In the second week of March, when the Carolina Hurricanes were leading the NHL’s Southeast Division, Jiri Tlusty received a call from his father.

Jiri Tlusty Sr. was in their native Czech Republic, excited about the Canes and making plans to come to the U.S.

“My dad was having a blast watching the games and said, ‘I’m going to shut down the farm and I’m going to come watch all the playoff games,’” Tlusty said Thursday.

The Tlusty farm will remain open. The Hurricanes, for the fourth straight season, won’t be in the Stanley Cup playoffs.

Tlusty, like many of his teammates, is almost baffled by how quickly things turned for the worse this season, by how quickly and irretrievably the Canes fell.

Once 15-9-1, the Hurricanes are 17-24-3 after a 5-3 home loss against the Philadelphia Flyers Saturday night. They no longer have any hope of squeezing into the playoffs with a last-gasp push.

“The start of the season was amazing,” Tlusty said. “We can all question ourselves as to what happened. You go through the locker room and you see everyone, see so many great players. It’s just hard to believe we started the season like that and it slipped away like that.”

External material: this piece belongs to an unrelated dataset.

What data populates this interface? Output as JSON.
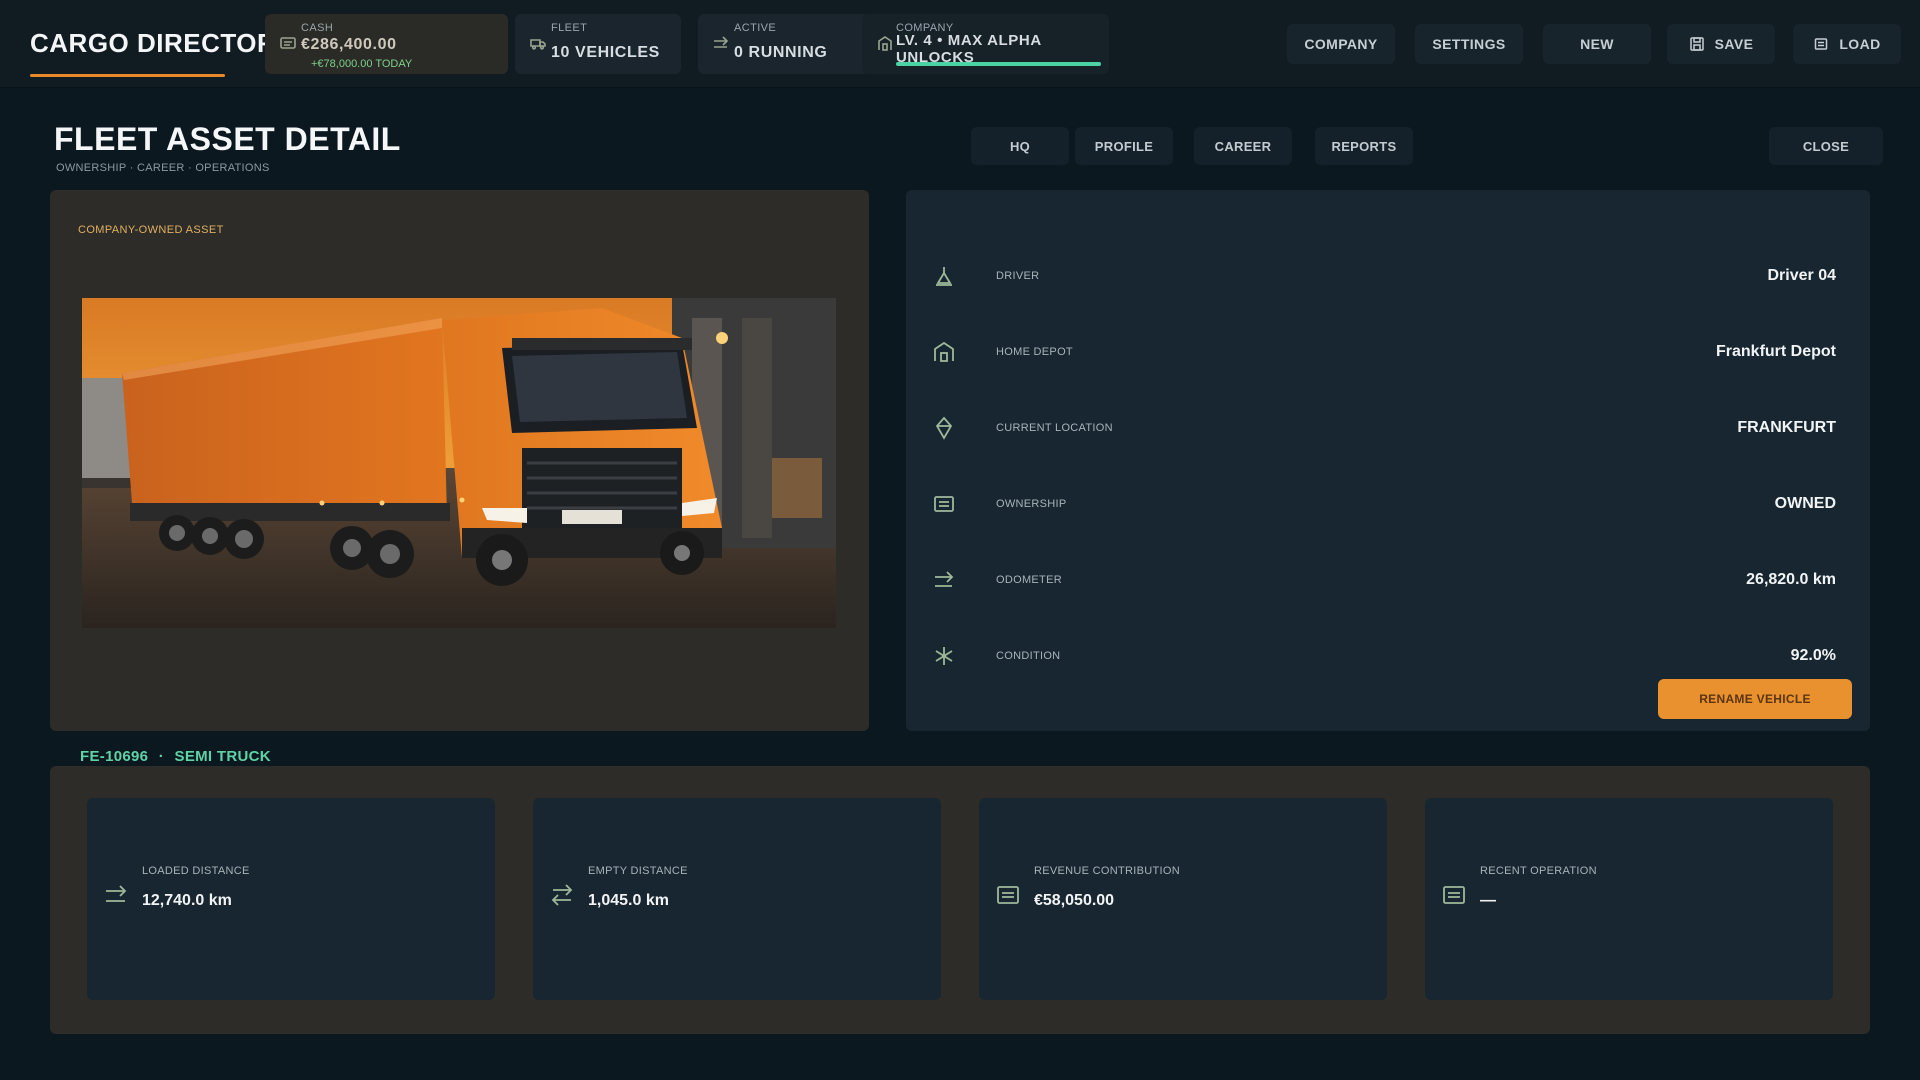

Many point to Cam Ward’s injury, which came March 3 in a road game at Florida. Ward, the Canes’ No. 1 goalie, suffered a third-degree knee sprain and was ruled out for remainder of the regular season.

“If you lose your No. 1 goaltender, that’s the hardest thing,” Tlusty said. “If you look at the NHL now, all the No. 1 goalies are playing well and it’s keeping (teams) winning.”

The injuries mounted. Defenseman Justin Faulk missed nine games in the past month with a knee injury. Defenseman Joni Pitkanen went down with a broken heel bone.

“We just weren’t able to overcome the injuries to the key guys that we lost,” Canes coach Kirk Muller said.

Initially, the Canes maintained their momentum with goalies Dan Ellis and Justin Peters, winning three of four games after Ward’s injury. But after a 3-2 loss to the Washington Capitals – in a home game Carolina led 2-0 at one point – the Canes began to slide.

They lost at Tampa Bay. They 2-1 in a shootout on the road against the New York Rangers.

Then the bottom fell out. In 11 of the next 12 games, the Canes lost in regulation, gaining no points.

“There’s a lot of factors, but the games we’ve won in the past month or so, Justin Peters gave us three or four big stops,” general manager Jim Rutherford said. “That’s really what you expect from a No. 1 goalie. You don’t get it as consistently from your No. 2 or No. 3 goalie.

“So there’s no question losing the No. 1 goalie in this league is difficult. … And losing Faulk and losing key defensemen at different times.”

But it’s more than the injuries, Rutherford said. When teams are winning, he said, you often win games you don’t deserve to win.

“In a losing streak,” he said, “you lose games you don’t deserve to lose. We went through a period there where there were four games where the other team’s goalie was the (game’s) first star.”